═════ Data records ═════

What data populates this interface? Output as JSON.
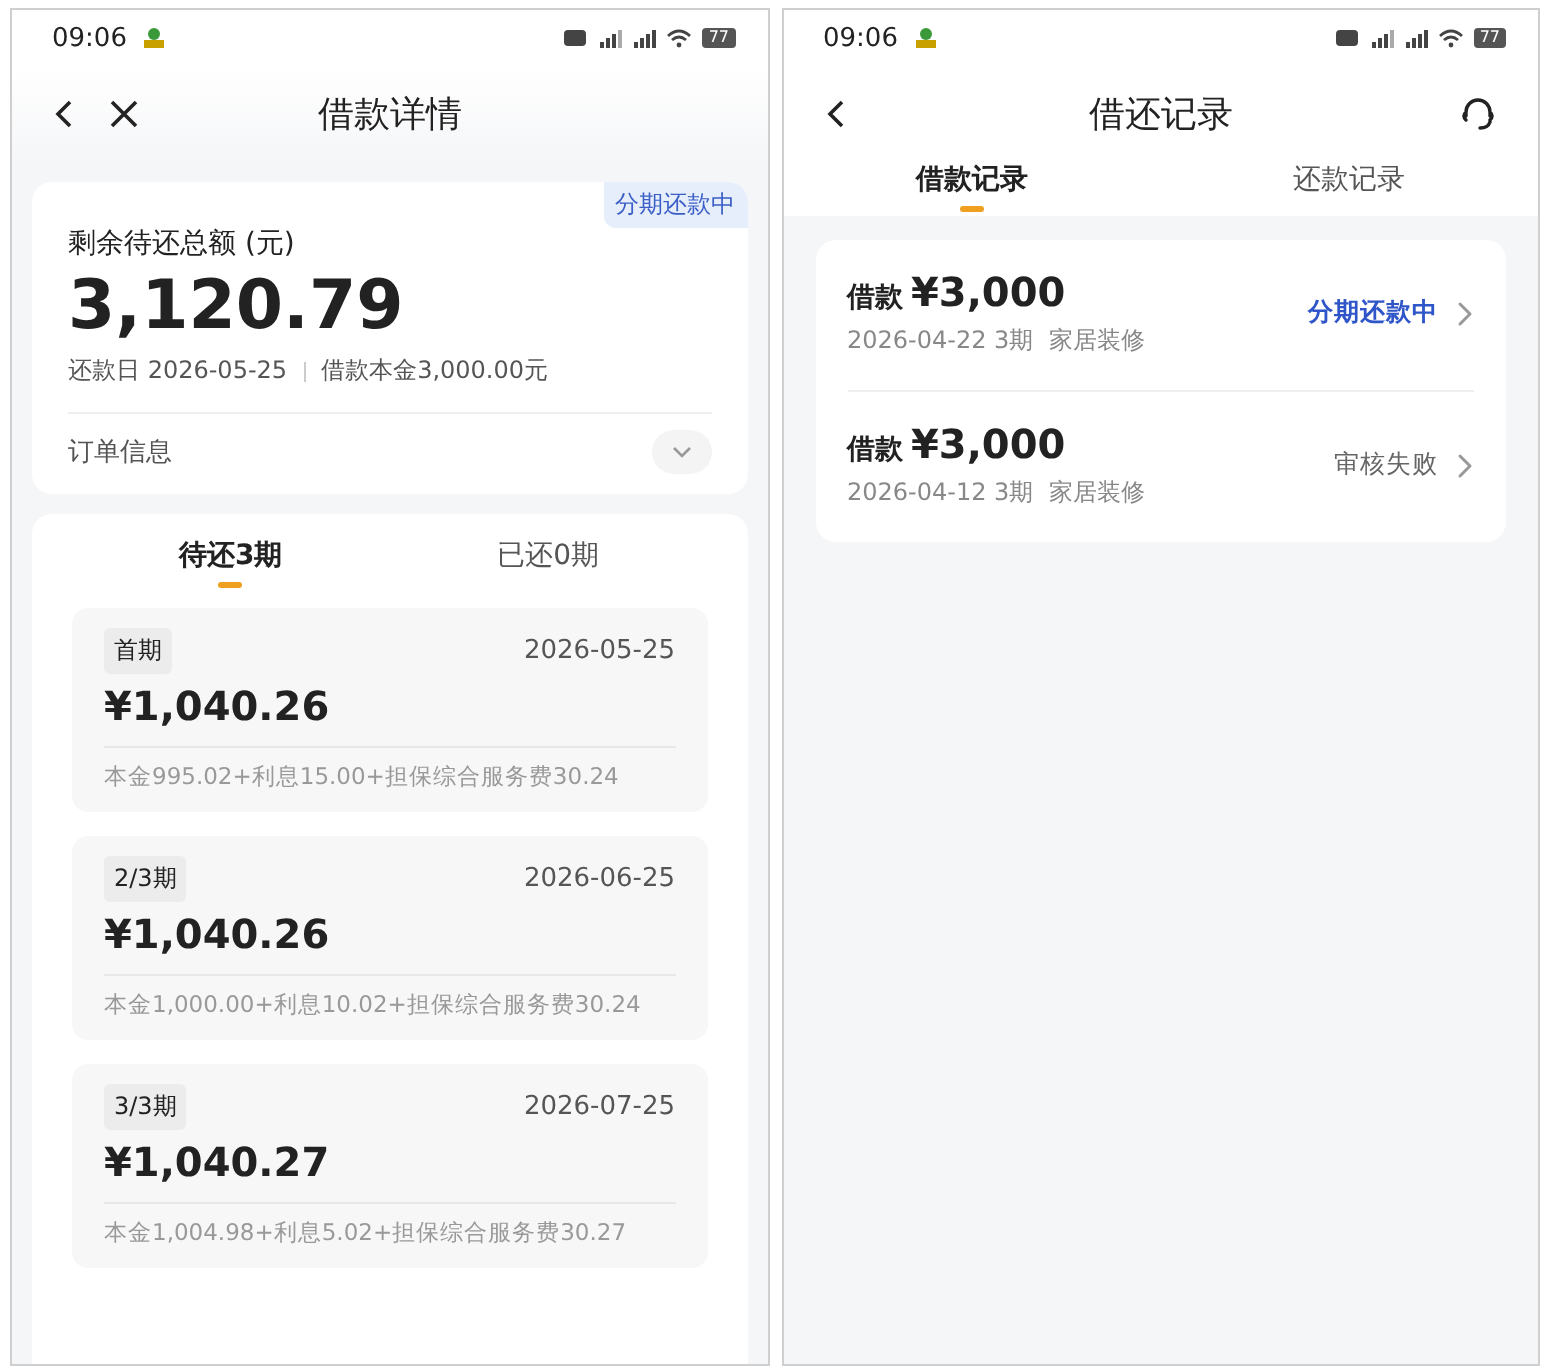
{
  "left_screen": {
    "status_bar": {
      "time": "09:06",
      "battery": "77"
    },
    "nav": {
      "title": "借款详情"
    },
    "summary": {
      "badge": "分期还款中",
      "label": "剩余待还总额 (元)",
      "amount": "3,120.79",
      "due_date": "还款日 2026-05-25",
      "principal": "借款本金3,000.00元",
      "order_info": "订单信息",
      "expanded": false
    },
    "tabs": [
      {
        "label": "待还3期",
        "selected": true
      },
      {
        "label": "已还0期",
        "selected": false
      }
    ],
    "installments": [
      {
        "period": "首期",
        "date": "2026-05-25",
        "amount": "¥1,040.26",
        "detail": "本金995.02+利息15.00+担保综合服务费30.24"
      },
      {
        "period": "2/3期",
        "date": "2026-06-25",
        "amount": "¥1,040.26",
        "detail": "本金1,000.00+利息10.02+担保综合服务费30.24"
      },
      {
        "period": "3/3期",
        "date": "2026-07-25",
        "amount": "¥1,040.27",
        "detail": "本金1,004.98+利息5.02+担保综合服务费30.27"
      }
    ]
  },
  "right_screen": {
    "status_bar": {
      "time": "09:06",
      "battery": "77"
    },
    "nav": {
      "title": "借还记录"
    },
    "tabs": [
      {
        "label": "借款记录",
        "selected": true
      },
      {
        "label": "还款记录",
        "selected": false
      }
    ],
    "records": [
      {
        "prefix": "借款",
        "amount": "¥3,000",
        "meta": "2026-04-22 3期  家居装修",
        "status": "分期还款中",
        "kind": "active"
      },
      {
        "prefix": "借款",
        "amount": "¥3,000",
        "meta": "2026-04-12 3期  家居装修",
        "status": "审核失败",
        "kind": "failed"
      }
    ]
  }
}
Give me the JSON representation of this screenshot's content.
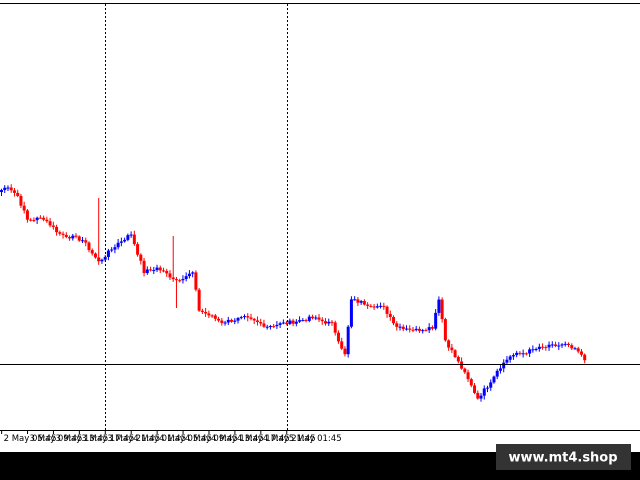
{
  "watermark": "www.mt4.shop",
  "colors": {
    "background": "#ffffff",
    "bull": "#0000ff",
    "bear": "#ff0000",
    "grid": "#000000",
    "bottom_bar": "#000000",
    "watermark_box": "#333333"
  },
  "chart_data": {
    "type": "candlestick",
    "title": "",
    "xlabel": "",
    "ylabel": "",
    "grid": false,
    "period_separators": [
      "3 May 21:45",
      "5 May 01:45"
    ],
    "horizontal_line": 66,
    "ylim": [
      0,
      430
    ],
    "x_tick_labels": [
      "2 May 05:45",
      "3 May 09:45",
      "3 May 13:45",
      "3 May 17:45",
      "3 May 21:45",
      "4 May 01:45",
      "4 May 05:45",
      "4 May 09:45",
      "4 May 13:45",
      "4 May 17:45",
      "4 May 21:45",
      "5 May 01:45"
    ],
    "candle_interval_minutes": 30,
    "close_path": [
      {
        "t": 0,
        "v": 240
      },
      {
        "t": 2,
        "v": 244
      },
      {
        "t": 5,
        "v": 234
      },
      {
        "t": 8,
        "v": 210
      },
      {
        "t": 13,
        "v": 212
      },
      {
        "t": 18,
        "v": 196
      },
      {
        "t": 25,
        "v": 190
      },
      {
        "t": 30,
        "v": 168
      },
      {
        "t": 36,
        "v": 187
      },
      {
        "t": 40,
        "v": 196
      },
      {
        "t": 44,
        "v": 158
      },
      {
        "t": 48,
        "v": 162
      },
      {
        "t": 54,
        "v": 150
      },
      {
        "t": 59,
        "v": 157
      },
      {
        "t": 61,
        "v": 120
      },
      {
        "t": 68,
        "v": 108
      },
      {
        "t": 75,
        "v": 112
      },
      {
        "t": 82,
        "v": 104
      },
      {
        "t": 88,
        "v": 107
      },
      {
        "t": 96,
        "v": 112
      },
      {
        "t": 102,
        "v": 106
      },
      {
        "t": 106,
        "v": 75
      },
      {
        "t": 108,
        "v": 130
      },
      {
        "t": 118,
        "v": 122
      },
      {
        "t": 122,
        "v": 104
      },
      {
        "t": 128,
        "v": 100
      },
      {
        "t": 133,
        "v": 103
      },
      {
        "t": 135,
        "v": 132
      },
      {
        "t": 137,
        "v": 90
      },
      {
        "t": 142,
        "v": 62
      },
      {
        "t": 147,
        "v": 32
      },
      {
        "t": 150,
        "v": 44
      },
      {
        "t": 153,
        "v": 60
      },
      {
        "t": 157,
        "v": 74
      },
      {
        "t": 161,
        "v": 77
      },
      {
        "t": 165,
        "v": 81
      },
      {
        "t": 170,
        "v": 84
      },
      {
        "t": 174,
        "v": 85
      },
      {
        "t": 178,
        "v": 78
      },
      {
        "t": 180,
        "v": 70
      }
    ],
    "spikes": [
      {
        "t": 30,
        "high": 232
      },
      {
        "t": 53,
        "high": 194
      },
      {
        "t": 54,
        "low": 122
      }
    ]
  }
}
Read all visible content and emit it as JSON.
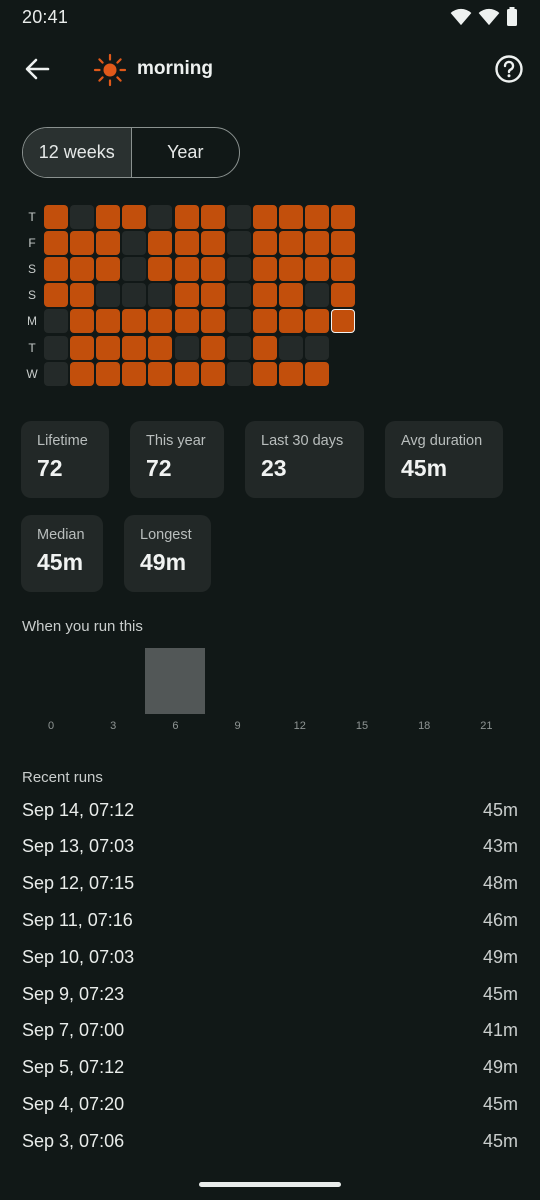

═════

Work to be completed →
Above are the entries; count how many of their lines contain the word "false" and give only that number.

Result for this exercise →
4